After finishing a run, you feel like you've hit the reset button and can better handle the rest of the day. Your mind is clearer and you can feel proud because you have accomplished something that day. It's also a great way to keep your physical body healthy and lose weight if that's an issue for you. I definitely have anxiety around my body image (tbh, who doesn't?) so what could be better than something that keeps both my mind and body in check? 

 

Beginner Running Tips:

 

If you're going to do this, let's do it right!

 

- Get a pair of proper running shoes and a high-support sports bra. I use Nike Roshe Running Shoes and they are so bouncy, fully recommend. Last summer I tried to take up running and I wore Converse Hi-Tops - big mistake - and I got an ankle injury and didn't run again for about 1 year... Wearing the right shoes is so important!

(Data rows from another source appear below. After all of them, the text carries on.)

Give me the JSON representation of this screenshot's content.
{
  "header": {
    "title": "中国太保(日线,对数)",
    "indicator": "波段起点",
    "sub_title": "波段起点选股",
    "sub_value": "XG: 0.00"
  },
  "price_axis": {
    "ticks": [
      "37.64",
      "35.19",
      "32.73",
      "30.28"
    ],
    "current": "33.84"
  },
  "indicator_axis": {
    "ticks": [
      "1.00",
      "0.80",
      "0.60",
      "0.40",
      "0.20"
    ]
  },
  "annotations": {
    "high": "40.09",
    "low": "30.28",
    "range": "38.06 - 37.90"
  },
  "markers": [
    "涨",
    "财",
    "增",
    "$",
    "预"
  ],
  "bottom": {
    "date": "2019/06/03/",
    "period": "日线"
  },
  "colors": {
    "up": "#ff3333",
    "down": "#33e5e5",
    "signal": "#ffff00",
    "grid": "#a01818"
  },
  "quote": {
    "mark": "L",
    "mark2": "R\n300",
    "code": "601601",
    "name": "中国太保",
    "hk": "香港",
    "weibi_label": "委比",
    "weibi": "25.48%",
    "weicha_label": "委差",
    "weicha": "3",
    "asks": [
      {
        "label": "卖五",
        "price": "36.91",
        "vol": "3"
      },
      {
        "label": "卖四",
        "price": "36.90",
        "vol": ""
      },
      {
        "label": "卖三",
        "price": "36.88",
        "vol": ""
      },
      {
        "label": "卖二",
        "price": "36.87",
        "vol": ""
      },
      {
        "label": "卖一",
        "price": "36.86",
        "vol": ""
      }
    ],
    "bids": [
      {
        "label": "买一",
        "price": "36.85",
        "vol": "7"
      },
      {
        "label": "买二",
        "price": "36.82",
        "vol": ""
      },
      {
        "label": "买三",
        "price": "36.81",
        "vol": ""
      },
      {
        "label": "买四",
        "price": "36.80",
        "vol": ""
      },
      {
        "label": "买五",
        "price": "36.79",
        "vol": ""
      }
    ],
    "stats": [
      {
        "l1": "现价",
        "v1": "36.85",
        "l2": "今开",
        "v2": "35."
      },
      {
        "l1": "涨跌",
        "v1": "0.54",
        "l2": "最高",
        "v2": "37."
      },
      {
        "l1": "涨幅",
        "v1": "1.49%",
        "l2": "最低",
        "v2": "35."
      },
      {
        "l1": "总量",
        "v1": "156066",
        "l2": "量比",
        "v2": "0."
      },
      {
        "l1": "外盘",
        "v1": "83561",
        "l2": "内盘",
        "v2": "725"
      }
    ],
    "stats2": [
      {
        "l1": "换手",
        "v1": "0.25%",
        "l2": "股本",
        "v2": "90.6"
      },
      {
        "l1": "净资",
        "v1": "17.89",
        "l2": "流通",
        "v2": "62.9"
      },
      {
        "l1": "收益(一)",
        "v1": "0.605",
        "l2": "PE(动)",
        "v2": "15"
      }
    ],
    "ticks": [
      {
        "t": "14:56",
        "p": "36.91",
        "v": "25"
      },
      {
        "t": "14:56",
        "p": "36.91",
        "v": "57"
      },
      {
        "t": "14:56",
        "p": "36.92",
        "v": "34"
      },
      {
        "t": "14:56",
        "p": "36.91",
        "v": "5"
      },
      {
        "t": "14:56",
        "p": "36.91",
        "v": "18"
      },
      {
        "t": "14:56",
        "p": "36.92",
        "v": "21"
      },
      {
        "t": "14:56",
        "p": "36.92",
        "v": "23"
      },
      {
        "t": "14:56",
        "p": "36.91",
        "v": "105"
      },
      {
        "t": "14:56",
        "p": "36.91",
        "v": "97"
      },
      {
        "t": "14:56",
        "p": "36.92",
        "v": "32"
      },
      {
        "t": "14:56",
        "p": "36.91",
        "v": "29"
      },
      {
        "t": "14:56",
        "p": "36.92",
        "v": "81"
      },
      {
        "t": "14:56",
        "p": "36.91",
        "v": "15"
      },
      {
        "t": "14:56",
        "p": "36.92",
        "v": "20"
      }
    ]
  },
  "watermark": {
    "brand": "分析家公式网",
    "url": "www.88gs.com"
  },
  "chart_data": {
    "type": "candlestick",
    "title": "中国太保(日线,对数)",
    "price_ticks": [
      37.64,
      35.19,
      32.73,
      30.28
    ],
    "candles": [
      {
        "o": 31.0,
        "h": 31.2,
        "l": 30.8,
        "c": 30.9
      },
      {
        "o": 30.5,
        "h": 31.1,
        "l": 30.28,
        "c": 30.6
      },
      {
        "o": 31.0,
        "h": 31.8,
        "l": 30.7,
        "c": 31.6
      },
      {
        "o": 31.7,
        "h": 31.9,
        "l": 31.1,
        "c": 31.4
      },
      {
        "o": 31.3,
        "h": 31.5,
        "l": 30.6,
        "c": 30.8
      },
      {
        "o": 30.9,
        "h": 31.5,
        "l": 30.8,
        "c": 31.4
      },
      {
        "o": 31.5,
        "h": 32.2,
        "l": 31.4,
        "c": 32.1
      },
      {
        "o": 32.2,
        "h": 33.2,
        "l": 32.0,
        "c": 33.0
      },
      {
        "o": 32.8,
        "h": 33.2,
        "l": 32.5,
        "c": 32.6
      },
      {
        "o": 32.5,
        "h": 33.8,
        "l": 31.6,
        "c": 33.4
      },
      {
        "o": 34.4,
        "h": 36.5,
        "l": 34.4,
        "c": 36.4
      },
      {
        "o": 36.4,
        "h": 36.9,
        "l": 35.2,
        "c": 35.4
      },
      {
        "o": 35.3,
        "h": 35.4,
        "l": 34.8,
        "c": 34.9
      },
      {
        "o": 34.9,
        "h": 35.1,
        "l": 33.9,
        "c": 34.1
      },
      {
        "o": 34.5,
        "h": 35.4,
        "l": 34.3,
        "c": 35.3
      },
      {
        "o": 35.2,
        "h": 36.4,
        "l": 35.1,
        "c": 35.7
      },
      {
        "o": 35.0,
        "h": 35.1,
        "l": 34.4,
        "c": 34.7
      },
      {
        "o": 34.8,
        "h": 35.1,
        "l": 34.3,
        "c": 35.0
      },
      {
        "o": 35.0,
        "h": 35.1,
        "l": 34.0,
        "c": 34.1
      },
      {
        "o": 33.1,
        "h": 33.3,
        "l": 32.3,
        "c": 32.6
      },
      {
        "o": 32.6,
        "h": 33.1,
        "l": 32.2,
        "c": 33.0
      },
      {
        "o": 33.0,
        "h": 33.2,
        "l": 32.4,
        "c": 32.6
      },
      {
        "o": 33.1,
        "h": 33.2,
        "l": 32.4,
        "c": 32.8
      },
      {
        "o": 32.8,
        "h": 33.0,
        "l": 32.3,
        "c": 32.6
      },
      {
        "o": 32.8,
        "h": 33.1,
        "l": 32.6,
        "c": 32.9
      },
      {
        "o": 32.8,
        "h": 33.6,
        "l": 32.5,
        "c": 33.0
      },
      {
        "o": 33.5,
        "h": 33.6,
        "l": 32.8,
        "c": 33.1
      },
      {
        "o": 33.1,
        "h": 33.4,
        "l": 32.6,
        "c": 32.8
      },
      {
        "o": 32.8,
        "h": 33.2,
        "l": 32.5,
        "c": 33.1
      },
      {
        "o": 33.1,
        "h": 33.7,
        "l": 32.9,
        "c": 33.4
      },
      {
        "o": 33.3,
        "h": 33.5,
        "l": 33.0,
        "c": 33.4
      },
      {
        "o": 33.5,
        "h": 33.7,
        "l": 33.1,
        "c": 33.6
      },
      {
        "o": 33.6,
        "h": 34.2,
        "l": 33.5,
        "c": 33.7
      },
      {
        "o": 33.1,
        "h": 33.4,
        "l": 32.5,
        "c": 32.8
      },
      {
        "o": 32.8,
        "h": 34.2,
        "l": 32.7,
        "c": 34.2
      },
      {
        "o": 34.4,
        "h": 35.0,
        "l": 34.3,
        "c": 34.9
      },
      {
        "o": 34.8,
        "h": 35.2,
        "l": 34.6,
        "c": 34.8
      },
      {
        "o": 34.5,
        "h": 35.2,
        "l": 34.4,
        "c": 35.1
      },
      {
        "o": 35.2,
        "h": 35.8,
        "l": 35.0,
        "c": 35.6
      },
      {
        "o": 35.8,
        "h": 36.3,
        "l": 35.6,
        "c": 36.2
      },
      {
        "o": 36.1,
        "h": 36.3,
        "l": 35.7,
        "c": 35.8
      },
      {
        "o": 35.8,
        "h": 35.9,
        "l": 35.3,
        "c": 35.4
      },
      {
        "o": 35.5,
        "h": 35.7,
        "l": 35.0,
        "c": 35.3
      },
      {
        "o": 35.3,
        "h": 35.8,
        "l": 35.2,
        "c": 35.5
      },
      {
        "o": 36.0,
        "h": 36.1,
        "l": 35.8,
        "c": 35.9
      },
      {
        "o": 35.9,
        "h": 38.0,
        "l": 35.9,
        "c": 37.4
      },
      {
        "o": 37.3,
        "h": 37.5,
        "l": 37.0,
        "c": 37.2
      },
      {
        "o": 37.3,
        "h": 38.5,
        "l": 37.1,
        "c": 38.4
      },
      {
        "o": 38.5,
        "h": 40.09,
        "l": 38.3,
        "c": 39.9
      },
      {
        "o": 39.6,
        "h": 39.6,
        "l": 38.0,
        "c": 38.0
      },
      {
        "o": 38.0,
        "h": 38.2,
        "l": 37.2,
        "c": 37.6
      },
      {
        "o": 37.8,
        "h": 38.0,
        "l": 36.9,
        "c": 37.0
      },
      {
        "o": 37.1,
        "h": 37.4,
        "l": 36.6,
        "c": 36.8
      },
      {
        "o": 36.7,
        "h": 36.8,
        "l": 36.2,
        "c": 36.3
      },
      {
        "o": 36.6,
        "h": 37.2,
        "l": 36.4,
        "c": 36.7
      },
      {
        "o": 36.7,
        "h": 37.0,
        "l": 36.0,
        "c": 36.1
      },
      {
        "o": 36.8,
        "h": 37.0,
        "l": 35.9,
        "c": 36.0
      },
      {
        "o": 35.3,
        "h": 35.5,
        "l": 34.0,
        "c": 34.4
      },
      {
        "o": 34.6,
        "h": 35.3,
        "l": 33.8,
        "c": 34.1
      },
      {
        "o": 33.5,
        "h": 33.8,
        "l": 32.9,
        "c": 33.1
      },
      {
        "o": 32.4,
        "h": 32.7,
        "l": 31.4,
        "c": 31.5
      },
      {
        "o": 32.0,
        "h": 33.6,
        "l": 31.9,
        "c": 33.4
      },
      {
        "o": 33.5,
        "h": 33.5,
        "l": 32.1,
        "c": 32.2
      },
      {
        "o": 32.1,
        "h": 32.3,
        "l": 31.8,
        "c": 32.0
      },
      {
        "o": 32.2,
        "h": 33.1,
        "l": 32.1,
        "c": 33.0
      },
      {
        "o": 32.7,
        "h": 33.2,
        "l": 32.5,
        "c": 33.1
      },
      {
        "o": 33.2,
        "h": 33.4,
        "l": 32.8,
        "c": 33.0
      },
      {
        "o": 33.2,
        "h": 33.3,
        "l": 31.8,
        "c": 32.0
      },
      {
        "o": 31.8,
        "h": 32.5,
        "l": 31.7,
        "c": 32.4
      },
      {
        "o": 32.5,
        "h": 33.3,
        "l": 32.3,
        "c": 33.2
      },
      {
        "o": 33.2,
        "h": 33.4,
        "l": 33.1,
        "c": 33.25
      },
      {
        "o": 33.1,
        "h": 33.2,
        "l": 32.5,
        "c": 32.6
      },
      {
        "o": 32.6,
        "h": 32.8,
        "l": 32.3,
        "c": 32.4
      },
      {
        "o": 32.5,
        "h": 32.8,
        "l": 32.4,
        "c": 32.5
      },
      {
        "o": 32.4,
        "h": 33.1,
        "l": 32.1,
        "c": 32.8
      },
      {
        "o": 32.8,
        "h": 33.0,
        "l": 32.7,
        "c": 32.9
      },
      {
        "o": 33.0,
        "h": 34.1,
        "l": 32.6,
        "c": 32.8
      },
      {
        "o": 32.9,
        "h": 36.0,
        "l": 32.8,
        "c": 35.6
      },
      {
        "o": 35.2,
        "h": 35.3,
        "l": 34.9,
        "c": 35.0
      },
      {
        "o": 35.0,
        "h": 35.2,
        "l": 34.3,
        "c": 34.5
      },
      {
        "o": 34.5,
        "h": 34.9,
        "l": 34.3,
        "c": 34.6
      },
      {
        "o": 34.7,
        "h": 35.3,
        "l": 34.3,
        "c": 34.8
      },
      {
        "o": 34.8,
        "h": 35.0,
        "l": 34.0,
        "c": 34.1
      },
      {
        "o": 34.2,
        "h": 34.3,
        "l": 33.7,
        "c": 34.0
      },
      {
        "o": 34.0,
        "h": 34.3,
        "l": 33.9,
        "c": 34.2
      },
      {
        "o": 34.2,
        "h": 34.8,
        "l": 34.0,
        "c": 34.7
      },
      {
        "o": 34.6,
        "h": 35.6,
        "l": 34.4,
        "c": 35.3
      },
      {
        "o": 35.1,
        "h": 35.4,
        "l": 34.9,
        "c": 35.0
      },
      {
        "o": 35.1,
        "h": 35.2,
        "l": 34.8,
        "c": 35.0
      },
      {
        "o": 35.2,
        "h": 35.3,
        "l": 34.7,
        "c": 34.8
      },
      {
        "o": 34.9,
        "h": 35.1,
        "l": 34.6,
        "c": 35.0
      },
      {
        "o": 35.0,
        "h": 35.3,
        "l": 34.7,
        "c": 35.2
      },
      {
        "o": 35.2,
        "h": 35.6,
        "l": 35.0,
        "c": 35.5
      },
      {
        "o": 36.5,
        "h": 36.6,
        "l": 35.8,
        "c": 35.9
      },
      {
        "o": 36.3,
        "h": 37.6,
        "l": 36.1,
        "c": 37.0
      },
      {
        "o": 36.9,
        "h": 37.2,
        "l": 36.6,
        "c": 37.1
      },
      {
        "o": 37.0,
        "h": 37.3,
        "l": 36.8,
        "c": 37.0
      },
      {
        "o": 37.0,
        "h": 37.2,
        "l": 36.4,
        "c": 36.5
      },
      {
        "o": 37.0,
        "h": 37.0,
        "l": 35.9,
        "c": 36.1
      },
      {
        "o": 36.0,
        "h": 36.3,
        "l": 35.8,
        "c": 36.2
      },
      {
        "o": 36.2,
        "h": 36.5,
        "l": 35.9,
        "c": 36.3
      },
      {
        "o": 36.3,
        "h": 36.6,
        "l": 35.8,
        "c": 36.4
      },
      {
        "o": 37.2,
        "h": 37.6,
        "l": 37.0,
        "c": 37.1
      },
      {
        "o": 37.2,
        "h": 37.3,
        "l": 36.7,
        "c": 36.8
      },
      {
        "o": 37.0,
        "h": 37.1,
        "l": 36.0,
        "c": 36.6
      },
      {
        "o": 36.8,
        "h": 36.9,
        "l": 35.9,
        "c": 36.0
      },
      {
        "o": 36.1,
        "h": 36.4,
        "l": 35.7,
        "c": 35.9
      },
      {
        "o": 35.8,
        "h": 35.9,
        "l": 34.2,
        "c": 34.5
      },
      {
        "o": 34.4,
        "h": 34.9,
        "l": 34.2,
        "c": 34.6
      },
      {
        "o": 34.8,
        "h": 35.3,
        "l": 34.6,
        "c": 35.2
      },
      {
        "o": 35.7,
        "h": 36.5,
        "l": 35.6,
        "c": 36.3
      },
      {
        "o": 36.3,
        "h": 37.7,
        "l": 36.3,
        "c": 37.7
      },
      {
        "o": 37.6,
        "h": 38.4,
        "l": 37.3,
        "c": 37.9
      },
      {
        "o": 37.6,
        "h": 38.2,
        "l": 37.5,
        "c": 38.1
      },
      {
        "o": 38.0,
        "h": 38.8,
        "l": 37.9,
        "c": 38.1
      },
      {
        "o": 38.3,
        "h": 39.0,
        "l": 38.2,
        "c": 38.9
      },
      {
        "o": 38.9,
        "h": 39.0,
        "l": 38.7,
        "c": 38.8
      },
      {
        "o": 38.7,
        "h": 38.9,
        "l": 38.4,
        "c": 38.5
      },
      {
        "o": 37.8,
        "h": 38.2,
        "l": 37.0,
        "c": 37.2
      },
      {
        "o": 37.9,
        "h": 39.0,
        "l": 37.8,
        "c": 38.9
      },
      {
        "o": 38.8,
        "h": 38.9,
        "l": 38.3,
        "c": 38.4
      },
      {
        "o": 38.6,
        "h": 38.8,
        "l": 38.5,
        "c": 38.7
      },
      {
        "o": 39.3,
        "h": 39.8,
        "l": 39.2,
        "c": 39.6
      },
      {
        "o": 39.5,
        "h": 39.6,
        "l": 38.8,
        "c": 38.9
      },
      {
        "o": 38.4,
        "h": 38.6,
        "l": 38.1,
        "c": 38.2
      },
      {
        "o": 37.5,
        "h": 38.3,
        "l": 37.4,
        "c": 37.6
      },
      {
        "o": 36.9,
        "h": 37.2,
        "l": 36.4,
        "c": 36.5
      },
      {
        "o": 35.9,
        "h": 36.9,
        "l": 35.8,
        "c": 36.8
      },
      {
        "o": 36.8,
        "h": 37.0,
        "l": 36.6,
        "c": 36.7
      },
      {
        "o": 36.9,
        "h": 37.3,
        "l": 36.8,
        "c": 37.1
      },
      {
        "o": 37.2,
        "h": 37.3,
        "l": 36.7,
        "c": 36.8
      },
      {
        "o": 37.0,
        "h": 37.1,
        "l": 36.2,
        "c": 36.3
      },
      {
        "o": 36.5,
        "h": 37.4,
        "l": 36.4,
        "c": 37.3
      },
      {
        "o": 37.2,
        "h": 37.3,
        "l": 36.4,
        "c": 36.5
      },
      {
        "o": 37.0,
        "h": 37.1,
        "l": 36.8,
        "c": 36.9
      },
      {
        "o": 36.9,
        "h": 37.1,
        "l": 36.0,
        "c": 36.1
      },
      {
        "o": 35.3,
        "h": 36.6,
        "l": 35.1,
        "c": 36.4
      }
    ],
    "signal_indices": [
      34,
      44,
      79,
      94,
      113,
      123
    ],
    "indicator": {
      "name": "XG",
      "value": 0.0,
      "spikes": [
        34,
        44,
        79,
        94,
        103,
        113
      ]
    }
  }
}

- Run slowly. I'm serious. You don't need to do sprints or anything. On your first few runs, walk for a few minutes, then jog for a few minutes, then walk, then jog etc, to increase your fitness level. If it's not enjoyable at first it can be very hard to make yourself go out for a run again. Keeping it slow it also a great way to avoid injury. 

 

- Track your progress. Download Nike Run Club to track every run. This is a cool way to see improvements and every achievement you make gets noted. If you need some motivation, you've got to try the Zombies, Run! app which makes it seem like you are in an episode of the Walking Dead! You get to do missions, collect supplies and try not to get 'eaten' all while getting fit! It's so cool. Try out the free version and see if you like it. 

 

Are you going to start running? If not, what else are you willing to do to improve your mental health? Let me know in the comments!